Polynomial Greatest Common Divisor

• 

The gcd command is now using a new algorithm for multivariate polynomial gcd computations over the integers. The efficiency improvements obtained by this algorithm are most noticeable for problems in three or more variables.

Programming

• 

Changes in the Maple argument processing mechanism and how storage is allocated for procedure arguments have improved performance and reduced memory requirements for virtually all Maple procedure calls. These gains benefit both custom and library procedures.

Multi-Threaded Programming

• 

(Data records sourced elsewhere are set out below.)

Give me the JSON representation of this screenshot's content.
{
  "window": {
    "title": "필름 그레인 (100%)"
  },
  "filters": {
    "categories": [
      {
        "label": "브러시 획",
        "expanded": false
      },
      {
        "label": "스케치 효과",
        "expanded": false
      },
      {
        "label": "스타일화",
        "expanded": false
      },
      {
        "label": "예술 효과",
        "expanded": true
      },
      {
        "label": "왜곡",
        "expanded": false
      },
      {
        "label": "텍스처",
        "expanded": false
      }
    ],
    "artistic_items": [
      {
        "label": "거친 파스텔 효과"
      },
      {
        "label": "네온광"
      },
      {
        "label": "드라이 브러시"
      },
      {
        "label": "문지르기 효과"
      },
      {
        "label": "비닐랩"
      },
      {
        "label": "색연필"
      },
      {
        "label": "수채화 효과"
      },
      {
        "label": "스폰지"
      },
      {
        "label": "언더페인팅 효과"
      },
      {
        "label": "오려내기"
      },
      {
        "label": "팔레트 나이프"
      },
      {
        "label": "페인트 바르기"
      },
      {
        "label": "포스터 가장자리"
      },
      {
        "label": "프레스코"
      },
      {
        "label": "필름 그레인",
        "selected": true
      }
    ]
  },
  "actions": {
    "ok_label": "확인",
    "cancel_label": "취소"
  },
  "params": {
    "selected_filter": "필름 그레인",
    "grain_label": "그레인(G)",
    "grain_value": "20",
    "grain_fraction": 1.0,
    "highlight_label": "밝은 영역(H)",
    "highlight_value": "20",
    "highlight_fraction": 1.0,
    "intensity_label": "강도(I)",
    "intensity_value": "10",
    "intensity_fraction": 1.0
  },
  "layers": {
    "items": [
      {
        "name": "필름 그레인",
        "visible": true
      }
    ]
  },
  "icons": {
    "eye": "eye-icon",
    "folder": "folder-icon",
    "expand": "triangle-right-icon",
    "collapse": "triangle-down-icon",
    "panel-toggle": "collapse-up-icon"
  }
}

Maple 11 introduces the ability to write and execute multi-threaded code. This allows Maple to execute code on multiple CPUs in parallel.  This can lead to significant performance improvements. For an overview of multi-threading in Maple, see the multi-threaded Maple help page. The Threads package provides the user interface to writing multi-threaded code.

Dynamic Garbage Collection

• 

The frequency of memory garbage collection has always been an interval based on a fixed amount of memory used.  Now, the gcfreq setting of kernelopts accepts a second parameter allows the collection frequency to dynamically adjust as more memory is allocated.

See Also

Index of New Maple 11 Features